It will also include interactive components gleaned from Facebook’s learnings about live video: Comments will appear live alongside the content, for example, and publishers can create show groups “to continue connecting with their biggest fans even between episodes, a unique part of how shows work on Facebook.”
To keep storytelling coherent, “Everybody’s going to get the latest episodes in order.”
Ricky Van Veen, Facebook’s head of global creative strategy, then took over to talk more about the content itself. He kicked off by explaining some of the components that will make Facebook Watch shows special and unique:
- Community activation
- Content that’s longer than what you’ll typically find in the newsfeed, “because Watch is a place for intentional viewing,” Van Veen said. “Of people who watched at least 1 minute of content, they watched at least 15 minutes. Episodes are typically 20 minutes long. We’re eager to see the upper limit of how long people watch on Watch.”
- Non-traditional formats. Video isn’t constrained by typical 30, 40 or 60-minute blocks. It can also use live, VOD, photos, text and polls to colour storytelling.
- Built for Facebook. “If you took it off Facebook, it wouldn’t be possible or it wouldn’t exist,” Van Veen said. “Or it wouldn’t be as good.”
To better understand this criteria, here are examples of existing Watch shows:
Make Up or Break Up is about a couple having relationship trouble, and decides to crowdsource solutions. “This is a live show and it incorporates polling, so the couple gets real-time feedback on what to do next,” Van Veen said.
Between the Scenes. Created alongside Comedy Central, these are the things that take place during the ad breaks of Trevor Noah’s Daily Show, when the cameras keep rolling and he just keeps chatting with the guests.

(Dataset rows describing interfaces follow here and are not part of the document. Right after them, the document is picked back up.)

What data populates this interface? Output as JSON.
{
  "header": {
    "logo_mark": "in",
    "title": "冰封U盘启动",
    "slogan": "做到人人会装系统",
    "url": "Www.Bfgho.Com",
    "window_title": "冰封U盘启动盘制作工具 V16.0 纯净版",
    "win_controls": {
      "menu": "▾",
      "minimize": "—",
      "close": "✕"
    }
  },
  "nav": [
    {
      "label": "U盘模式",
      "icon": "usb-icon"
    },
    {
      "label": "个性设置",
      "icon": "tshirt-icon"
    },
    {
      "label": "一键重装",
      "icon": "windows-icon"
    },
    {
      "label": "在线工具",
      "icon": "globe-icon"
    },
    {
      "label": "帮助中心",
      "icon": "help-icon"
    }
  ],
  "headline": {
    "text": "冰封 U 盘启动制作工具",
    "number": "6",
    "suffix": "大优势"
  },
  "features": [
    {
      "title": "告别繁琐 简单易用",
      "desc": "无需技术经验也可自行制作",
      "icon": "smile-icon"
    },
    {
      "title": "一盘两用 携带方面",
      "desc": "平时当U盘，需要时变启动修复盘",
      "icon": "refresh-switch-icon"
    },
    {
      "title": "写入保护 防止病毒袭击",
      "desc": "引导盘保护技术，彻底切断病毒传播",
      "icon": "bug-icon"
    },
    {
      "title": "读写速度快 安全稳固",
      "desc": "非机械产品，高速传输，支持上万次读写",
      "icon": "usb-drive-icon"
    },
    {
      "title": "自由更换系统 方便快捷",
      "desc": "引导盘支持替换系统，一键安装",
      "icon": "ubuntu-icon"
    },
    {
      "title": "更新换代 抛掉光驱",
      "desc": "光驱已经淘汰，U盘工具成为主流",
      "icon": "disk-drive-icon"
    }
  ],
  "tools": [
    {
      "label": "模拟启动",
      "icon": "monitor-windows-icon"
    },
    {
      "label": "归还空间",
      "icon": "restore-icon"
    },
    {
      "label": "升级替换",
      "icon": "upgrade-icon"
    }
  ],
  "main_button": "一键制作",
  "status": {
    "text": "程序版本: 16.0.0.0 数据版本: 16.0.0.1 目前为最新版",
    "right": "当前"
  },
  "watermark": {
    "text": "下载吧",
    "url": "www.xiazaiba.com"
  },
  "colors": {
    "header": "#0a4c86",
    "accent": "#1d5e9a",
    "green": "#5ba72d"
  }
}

He also announced a new upcoming show: An English-language adaptation of Norway’s Skam, available for the first time and exclusively on Facebook.
Van Veen called Skam “perfect for Facebook and perfect for Watch.” The teen drama is literally built for social media: “If a party’s happening Tuesday at 2am in the storyline, that 4-minute scene goes online Tuesday at 2am,” he explained. “If there’s a recap conversation at lunch the next day, it goes online Wednesday at noon.”
The characters also all have Instagram and Facebook profiles; they interact with each other as though alive. “That’s obviously very compelling for us,” said Van Veen.
Skam on Facebook will be created in partnership with Simon Fuller and its original creator, Julie Andem.
Van Veen and Danker were then joined by Marjorie Paillon, journalist at France 24 and founder of I Love Productions, for a brief Q&A.
Amongst a number of tough questions Paillon subjected them to, one of the first was what their long-term commissioning goal would be.
“What we’re making is a platform,” Danker replied. “Ultimately we want anybody to be able to make a show and connect with their audiences. The way that will work is by funding those shows through ad breaks, which publishers can insert; they choose the moments. They can also make money via branded content.”
Paillon also raised the subject of fake news, and asked how Watch would be addressing news. “It is a platform,” Van Veen reiterated. “We have people from all parts of the political spectrum uploading content and videos. Those series are doing well. We’re not personally commissioning, that’s not my focus, but because it is a platform, it’s great to see those voices. People develop daily habits around Watch, and news speaks well to a daily habit, and that’s why those series are doing so well.”
Looking forward to watching how that goes!